This is my original fiction. You have my permission to link to it. If you want to use any part or all of it, give me credit.
Speed Limit: 25 mph
Your Speed: 32
Your Speed: 34
Your Speed: 35
The car whooshes past me. The driver’s on her cell phone, multitasking, of course. It reminds me of Emelie, so frantic, so focused, so impatient with olds like me. We’re just in their way.
The sign isn’t talking to me of course. I’m on the sidewalk, and I don’t think my pace, two miles an hour at best, would even register on it. These days, with the arthritis, it’s probably more like one-point-five miles. They move the sign around, the city council does, and this older neighborhood between my house and the strip mall is getting its turn for a whole month.
I walk through this neighborhood five or six times a week on my way to the grocery store or the bank. I’ve walked it for about thirty-five years now. Henry and I used to walk it together. Now I walk it alone. I cross the little bridge over the dry creek-bed between my housing tract and this one. It’s a mile and half each way. I’ve watched this neighborhood grow, mature and gray. I watched the second-hand cars morph into glossy SUVs. Previously-owned economy cars bloomed in front of the homes, as the children reached driving age, then vanished as offspring went off to college, work, families of their own. Motorhomes replaced the cars, retirees indulging their dreams of freedom, of travel. Lately, white vans with names like “Mobility Solutions” and “Warm Hands Living Assistance” have replaced the motorhomes. Next will come the estate sale vans. My life marches along in those same steps. Someday Emelie will have an estate sale, put my house on the market, and the cycle will repeat. I know it’s coming, but each day, when I’m walking, it doesn’t feel like it’s coming. I feel like I’m still a young mom with a brilliant, beautiful daughter, a miraculous late-in-life child, a daughter who likes me.
I know the youngsters blame us for the problems of the world. I understand. To them, we’re like pests, an invasive species. It’s because there are so many of us. We’re not really invasive, if you think about it. And we are going away, all of us, maybe just not fast enough for some.
Your Speed: Doves
Doves? That’s funny. I’ve never seen that before. Invasive species; doves are a case in point. The neighborhood swarms –or used to, anyway — with big, messy ring-necked doves. They drive smaller birds off my bird-feeders, and they’re noisy; from that irritating cooing to a mechanical rasping sound, chrrr, that sends shivers up my spine. The other week I had a new dove in the backyard. I called it the stupid dove because it was so slow. It couldn’t even find the feeder. Ugly, too, bedraggled wings and plumage the color of tarnished pewter. It looked like it was molting.

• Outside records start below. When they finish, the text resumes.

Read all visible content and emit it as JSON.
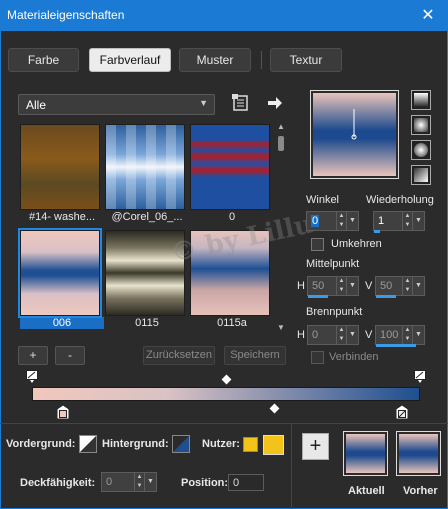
{
  "window": {
    "title": "Materialeigenschaften",
    "close_glyph": "✕"
  },
  "tabs": [
    {
      "label": "Farbe",
      "active": false
    },
    {
      "label": "Farbverlauf",
      "active": true
    },
    {
      "label": "Muster",
      "active": false
    },
    {
      "label": "Textur",
      "active": false
    }
  ],
  "category_select": {
    "value": "Alle",
    "icon": "chevron-down-icon"
  },
  "library_icon": "book-icon",
  "forward_icon": "arrow-right-icon",
  "gradients": [
    {
      "label": "#14- washe...",
      "selected": false
    },
    {
      "label": "@Corel_06_...",
      "selected": false
    },
    {
      "label": "0",
      "selected": false
    },
    {
      "label": "006",
      "selected": true
    },
    {
      "label": "0115",
      "selected": false
    },
    {
      "label": "0115a",
      "selected": false
    }
  ],
  "buttons": {
    "add": "+",
    "remove": "-",
    "reset": "Zurücksetzen",
    "save": "Speichern"
  },
  "angle": {
    "label": "Winkel",
    "value": "0"
  },
  "repeat": {
    "label": "Wiederholung",
    "value": "1"
  },
  "invert": {
    "label": "Umkehren",
    "checked": false
  },
  "midpoint": {
    "label": "Mittelpunkt",
    "h_label": "H",
    "h_value": "50",
    "v_label": "V",
    "v_value": "50"
  },
  "focal": {
    "label": "Brennpunkt",
    "h_label": "H",
    "h_value": "0",
    "v_label": "V",
    "v_value": "100"
  },
  "link": {
    "label": "Verbinden",
    "checked": false
  },
  "bottom": {
    "foreground_label": "Vordergrund:",
    "background_label": "Hintergrund:",
    "user_label": "Nutzer:",
    "opacity_label": "Deckfähigkeit:",
    "opacity_value": "0",
    "position_label": "Position:",
    "position_value": "0",
    "current_label": "Aktuell",
    "previous_label": "Vorher"
  },
  "watermark_text": "© by Lillu",
  "colors": {
    "accent": "#1a7ad4",
    "gradient_start": "#f1c7bd",
    "gradient_end": "#1e4f8f",
    "user_color": "#f2c31a"
  }
}
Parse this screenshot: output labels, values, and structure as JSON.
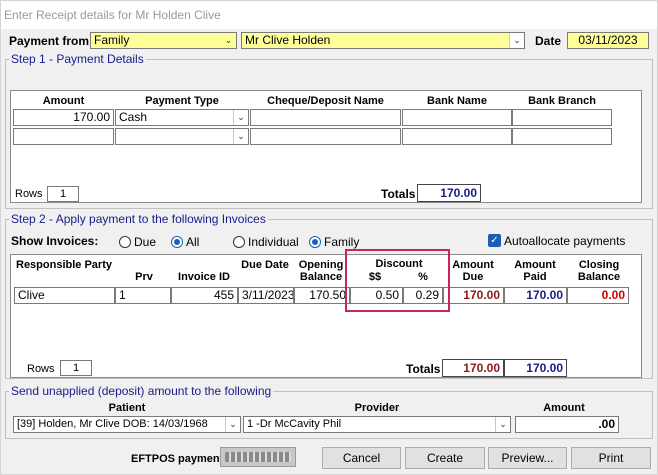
{
  "window": {
    "title": "Enter Receipt details for Mr  Holden  Clive"
  },
  "header": {
    "payment_from_label": "Payment from",
    "payment_from_value": "Family",
    "payer_value": "Mr Clive  Holden",
    "date_label": "Date",
    "date_value": "03/11/2023"
  },
  "step1": {
    "title": "Step 1 - Payment Details",
    "columns": [
      "Amount",
      "Payment Type",
      "Cheque/Deposit Name",
      "Bank Name",
      "Bank Branch"
    ],
    "rows": [
      {
        "amount": "170.00",
        "type": "Cash",
        "cheque": "",
        "bank": "",
        "branch": ""
      },
      {
        "amount": "",
        "type": "",
        "cheque": "",
        "bank": "",
        "branch": ""
      }
    ],
    "rows_label": "Rows",
    "rows_value": "1",
    "totals_label": "Totals",
    "totals_value": "170.00"
  },
  "step2": {
    "title": "Step 2 - Apply payment to the following Invoices",
    "show_label": "Show Invoices:",
    "radio_due": "Due",
    "radio_all": "All",
    "radio_individual": "Individual",
    "radio_family": "Family",
    "autoallocate_label": "Autoallocate payments",
    "headers": {
      "party": "Responsible Party",
      "prv": "Prv",
      "invoice": "Invoice ID",
      "due_date": "Due Date",
      "opening": "Opening Balance",
      "discount": "Discount",
      "disc_dollars": "$$",
      "disc_pct": "%",
      "amount_due": "Amount Due",
      "amount_paid": "Amount Paid",
      "closing": "Closing Balance"
    },
    "row": {
      "party": "Clive",
      "prv": "1",
      "invoice": "455",
      "due_date": "3/11/2023",
      "opening": "170.50",
      "disc_dollars": "0.50",
      "disc_pct": "0.29",
      "amount_due": "170.00",
      "amount_paid": "170.00",
      "closing": "0.00"
    },
    "rows_label": "Rows",
    "rows_value": "1",
    "totals_label": "Totals",
    "totals_due": "170.00",
    "totals_paid": "170.00"
  },
  "step3": {
    "title": "Send unapplied (deposit) amount to the following",
    "patient_label": "Patient",
    "provider_label": "Provider",
    "amount_label": "Amount",
    "patient_value": "[39] Holden, Mr Clive DOB: 14/03/1968",
    "provider_value": "1 -Dr McCavity Phil",
    "amount_value": ".00"
  },
  "footer": {
    "eftpos_label": "EFTPOS payment",
    "eftpos_button": "",
    "cancel": "Cancel",
    "create": "Create",
    "preview": "Preview...",
    "print": "Print"
  }
}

Your Speed: Run
These signs are so easy to hack. I wonder if the hacker’s nearby, changing it remotely. Get the old woman to run, that’s pretty funny. And it’s just not happening, not with my knees.
Your Speed: Run
I sent Emelie a video of the stupid dove. She’s studying diseases in birds, I thought she might recognize the variety. She said the video gave Kendra nightmares. I felt bad. I think Emelie blamed me for the nightmares, but then, she blames me for everything except global warming, and maybe even that. Like I said. I’m in her way.
I don’t know where the stupid doves came from. I thought the neighborhood cats –there used to be a passel of them – would take care of them, but the other day I saw a pair of those ugly birds. I haven’t seen the cats lately. This house right here, for instance, there’s a tuxedo cat that yowls, and then figure-eights itself around my ankles. I don’t see it today.
Your Speed: Zombie.
These kids and their zombies.
And now that I think about it, where is everybody? I stop and look around at the nearby houses. Usually in that yard there’s a woman watering her flower border. She wears a straw hat with big yellow flowers on it, and waters by hand. We always say hello to each other. She’s not here today.
I look at the house. There is a hole in her living room window.
Across the street, the house on the corner, glass is punched out of the windows in starburst shapes as wide as my two fists held together.
Your Speed: Doves.
This isn’t so funny. I reach for my phone, to look up NeighborShield and see if this vandalism has been reported.
Your Speed: Run.
Who would do this? And why is it all so quiet?
I hear a chrrrr in the trees behind me and I turn and look. There is a dove on a high branch. It is the new variety, tarnished pewter. It turns its head and glares at me out of a red eye. Now there’s another, and another. Chrrr.
Your Speed: Doves. Run. Run. Zombie. Doves. Run.
I’m too old to run. There is no place to shelter me. Behind me, above me, all around me, the rustling of their dead wings fills the air.